What to produce ::
Write the entries below out again exactly, but skip the pictures.

(Web page and app entries)
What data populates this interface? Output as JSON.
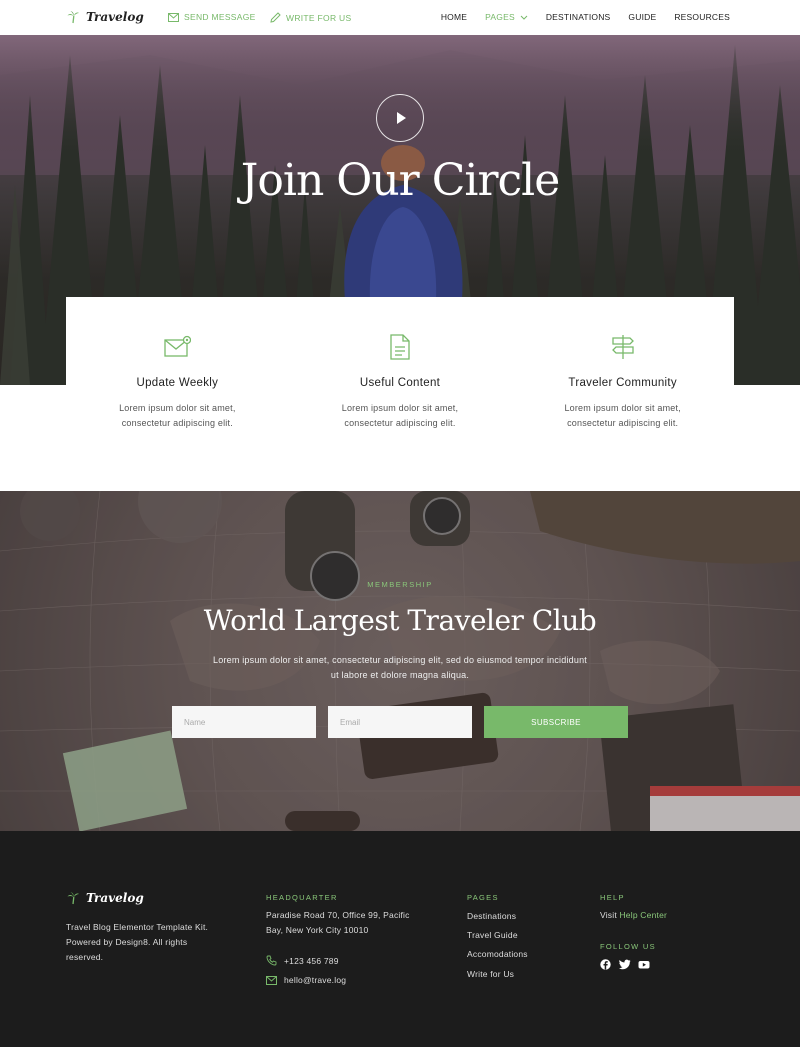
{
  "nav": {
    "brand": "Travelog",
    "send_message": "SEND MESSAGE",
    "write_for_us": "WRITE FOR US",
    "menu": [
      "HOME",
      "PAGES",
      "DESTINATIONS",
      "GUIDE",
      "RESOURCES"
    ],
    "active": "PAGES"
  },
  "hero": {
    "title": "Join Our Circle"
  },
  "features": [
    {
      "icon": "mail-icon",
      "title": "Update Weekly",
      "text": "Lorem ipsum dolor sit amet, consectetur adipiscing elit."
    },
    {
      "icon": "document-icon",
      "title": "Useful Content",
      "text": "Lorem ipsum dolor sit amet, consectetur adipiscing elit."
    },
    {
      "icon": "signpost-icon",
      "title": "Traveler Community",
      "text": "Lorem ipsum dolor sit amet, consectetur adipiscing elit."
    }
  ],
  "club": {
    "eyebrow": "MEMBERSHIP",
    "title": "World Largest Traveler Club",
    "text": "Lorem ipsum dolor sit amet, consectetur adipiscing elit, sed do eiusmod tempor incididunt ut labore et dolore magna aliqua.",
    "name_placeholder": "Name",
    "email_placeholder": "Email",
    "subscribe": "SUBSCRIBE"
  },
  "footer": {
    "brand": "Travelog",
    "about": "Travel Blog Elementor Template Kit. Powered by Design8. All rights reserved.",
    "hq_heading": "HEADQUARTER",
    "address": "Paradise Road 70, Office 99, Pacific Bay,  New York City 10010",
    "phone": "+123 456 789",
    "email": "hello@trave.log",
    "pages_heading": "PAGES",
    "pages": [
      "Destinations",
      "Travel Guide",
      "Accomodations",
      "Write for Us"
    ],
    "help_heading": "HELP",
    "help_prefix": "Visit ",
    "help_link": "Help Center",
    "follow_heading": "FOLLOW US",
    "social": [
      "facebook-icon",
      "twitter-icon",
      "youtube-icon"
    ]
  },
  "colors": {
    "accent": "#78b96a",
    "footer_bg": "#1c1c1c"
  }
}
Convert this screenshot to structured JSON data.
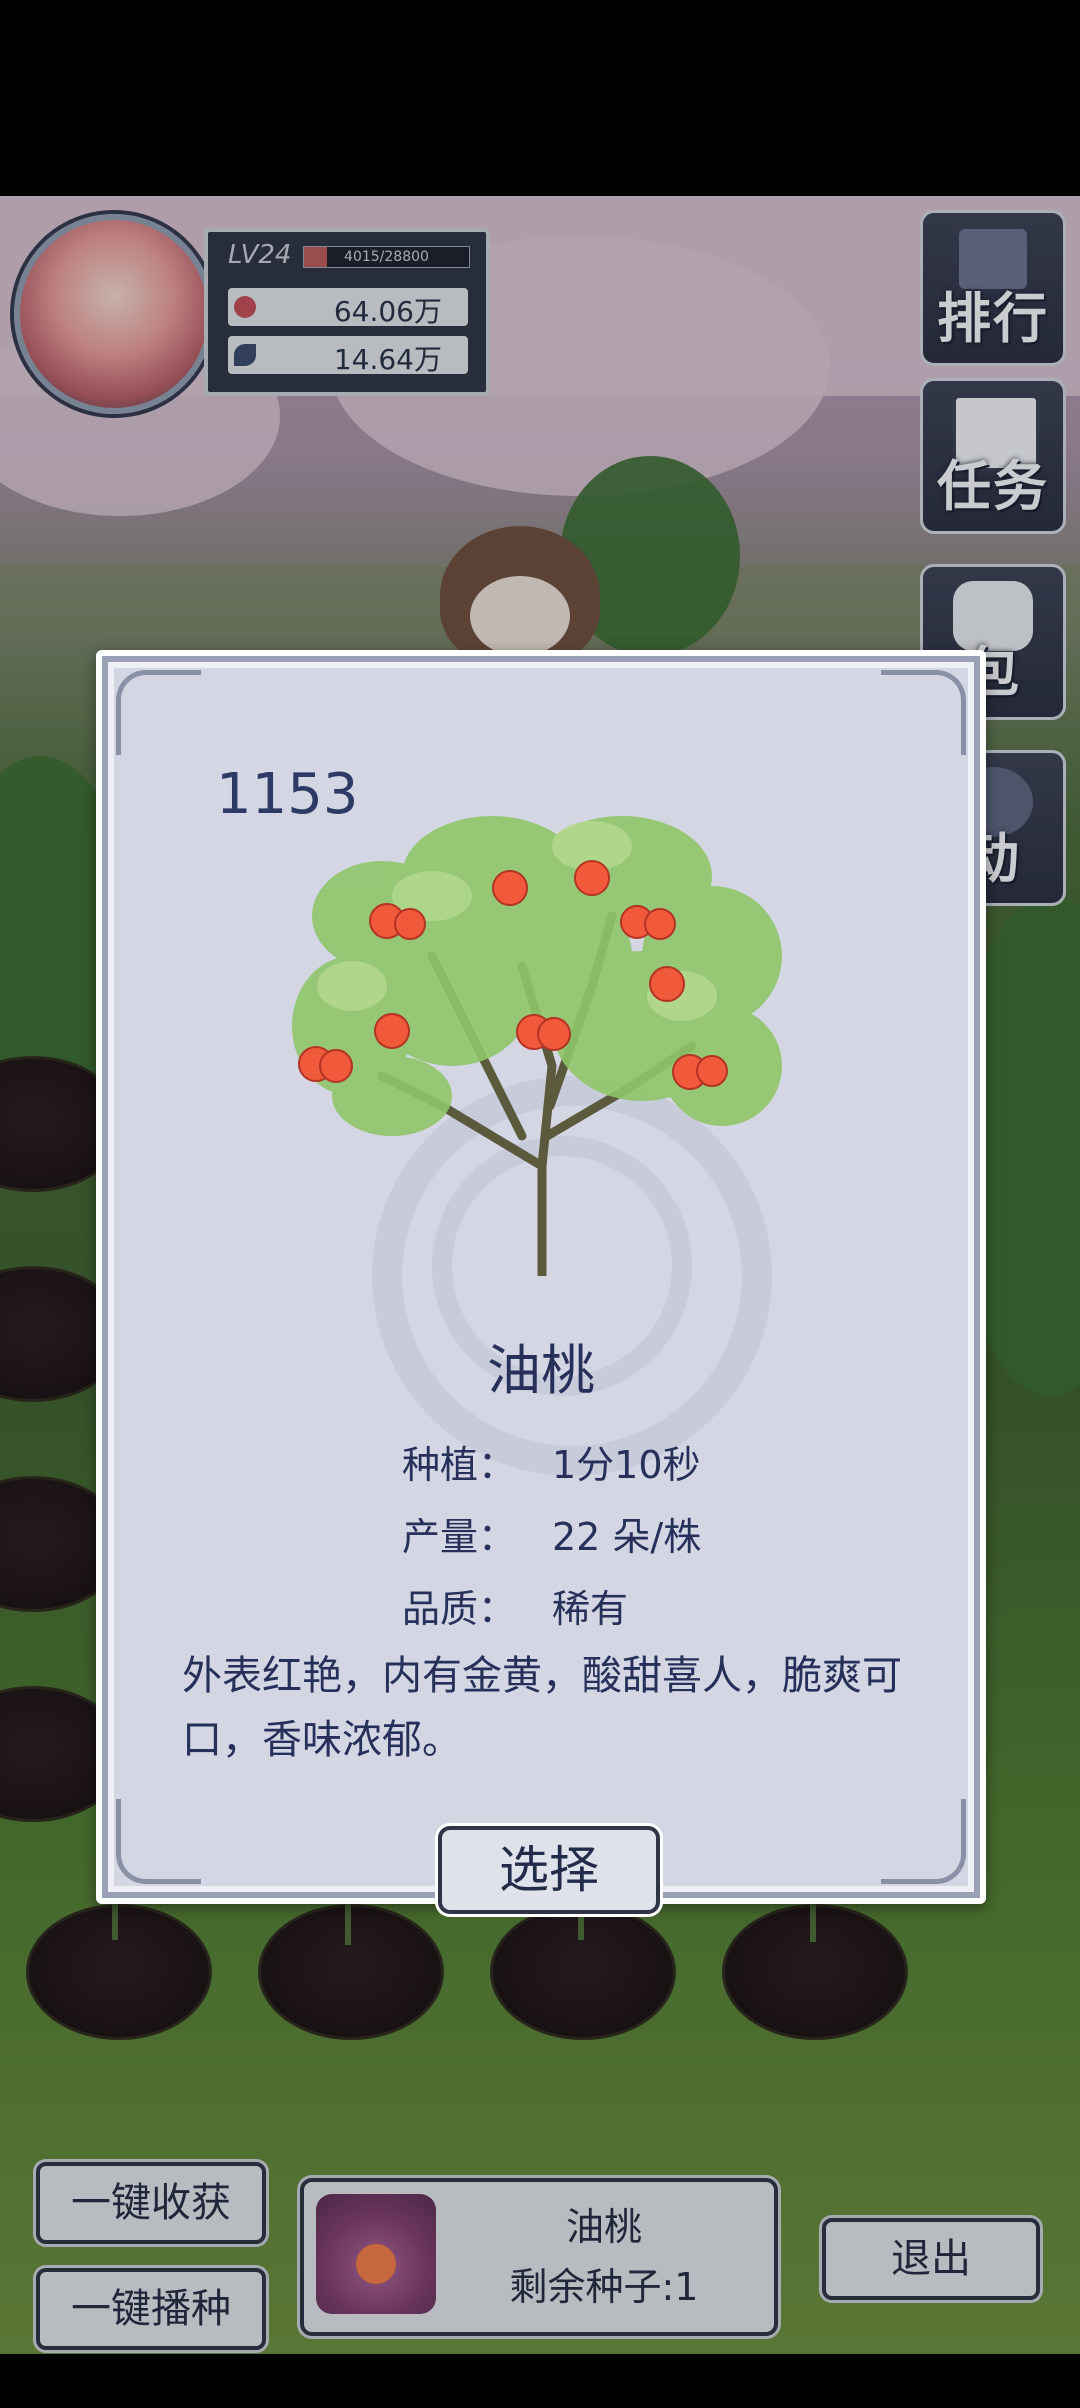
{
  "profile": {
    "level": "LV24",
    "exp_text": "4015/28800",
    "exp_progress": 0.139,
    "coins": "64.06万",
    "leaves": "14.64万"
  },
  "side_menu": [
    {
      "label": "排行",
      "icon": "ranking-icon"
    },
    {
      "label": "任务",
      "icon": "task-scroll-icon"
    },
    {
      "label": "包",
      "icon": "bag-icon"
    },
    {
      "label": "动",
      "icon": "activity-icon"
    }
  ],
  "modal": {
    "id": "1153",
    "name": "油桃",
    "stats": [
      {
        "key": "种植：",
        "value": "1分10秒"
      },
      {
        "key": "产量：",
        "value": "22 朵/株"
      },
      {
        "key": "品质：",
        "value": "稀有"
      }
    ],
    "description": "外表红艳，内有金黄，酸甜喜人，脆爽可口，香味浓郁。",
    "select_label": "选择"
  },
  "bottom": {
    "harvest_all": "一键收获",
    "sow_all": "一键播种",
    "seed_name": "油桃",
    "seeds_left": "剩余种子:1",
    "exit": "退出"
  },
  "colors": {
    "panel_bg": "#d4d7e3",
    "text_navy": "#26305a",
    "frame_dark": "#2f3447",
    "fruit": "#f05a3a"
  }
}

Result of the exercise ::
What data populates this interface? Output as JSON.
{
  "nav": {
    "brand": "Travelog",
    "send_message": "SEND MESSAGE",
    "write_for_us": "WRITE FOR US",
    "menu": [
      "HOME",
      "PAGES",
      "DESTINATIONS",
      "GUIDE",
      "RESOURCES"
    ],
    "active": "PAGES"
  },
  "hero": {
    "title": "Join Our Circle"
  },
  "features": [
    {
      "icon": "mail-icon",
      "title": "Update Weekly",
      "text": "Lorem ipsum dolor sit amet, consectetur adipiscing elit."
    },
    {
      "icon": "document-icon",
      "title": "Useful Content",
      "text": "Lorem ipsum dolor sit amet, consectetur adipiscing elit."
    },
    {
      "icon": "signpost-icon",
      "title": "Traveler Community",
      "text": "Lorem ipsum dolor sit amet, consectetur adipiscing elit."
    }
  ],
  "club": {
    "eyebrow": "MEMBERSHIP",
    "title": "World Largest Traveler Club",
    "text": "Lorem ipsum dolor sit amet, consectetur adipiscing elit, sed do eiusmod tempor incididunt ut labore et dolore magna aliqua.",
    "name_placeholder": "Name",
    "email_placeholder": "Email",
    "subscribe": "SUBSCRIBE"
  },
  "footer": {
    "brand": "Travelog",
    "about": "Travel Blog Elementor Template Kit. Powered by Design8. All rights reserved.",
    "hq_heading": "HEADQUARTER",
    "address": "Paradise Road 70, Office 99, Pacific Bay,  New York City 10010",
    "phone": "+123 456 789",
    "email": "hello@trave.log",
    "pages_heading": "PAGES",
    "pages": [
      "Destinations",
      "Travel Guide",
      "Accomodations",
      "Write for Us"
    ],
    "help_heading": "HELP",
    "help_prefix": "Visit ",
    "help_link": "Help Center",
    "follow_heading": "FOLLOW US",
    "social": [
      "facebook-icon",
      "twitter-icon",
      "youtube-icon"
    ]
  },
  "colors": {
    "accent": "#78b96a",
    "footer_bg": "#1c1c1c"
  }
}
Convert this screenshot to structured JSON data.
{
  "profile": {
    "level": "LV24",
    "exp_text": "4015/28800",
    "exp_progress": 0.139,
    "coins": "64.06万",
    "leaves": "14.64万"
  },
  "side_menu": [
    {
      "label": "排行",
      "icon": "ranking-icon"
    },
    {
      "label": "任务",
      "icon": "task-scroll-icon"
    },
    {
      "label": "包",
      "icon": "bag-icon"
    },
    {
      "label": "动",
      "icon": "activity-icon"
    }
  ],
  "modal": {
    "id": "1153",
    "name": "油桃",
    "stats": [
      {
        "key": "种植：",
        "value": "1分10秒"
      },
      {
        "key": "产量：",
        "value": "22 朵/株"
      },
      {
        "key": "品质：",
        "value": "稀有"
      }
    ],
    "description": "外表红艳，内有金黄，酸甜喜人，脆爽可口，香味浓郁。",
    "select_label": "选择"
  },
  "bottom": {
    "harvest_all": "一键收获",
    "sow_all": "一键播种",
    "seed_name": "油桃",
    "seeds_left": "剩余种子:1",
    "exit": "退出"
  },
  "colors": {
    "panel_bg": "#d4d7e3",
    "text_navy": "#26305a",
    "frame_dark": "#2f3447",
    "fruit": "#f05a3a"
  }
}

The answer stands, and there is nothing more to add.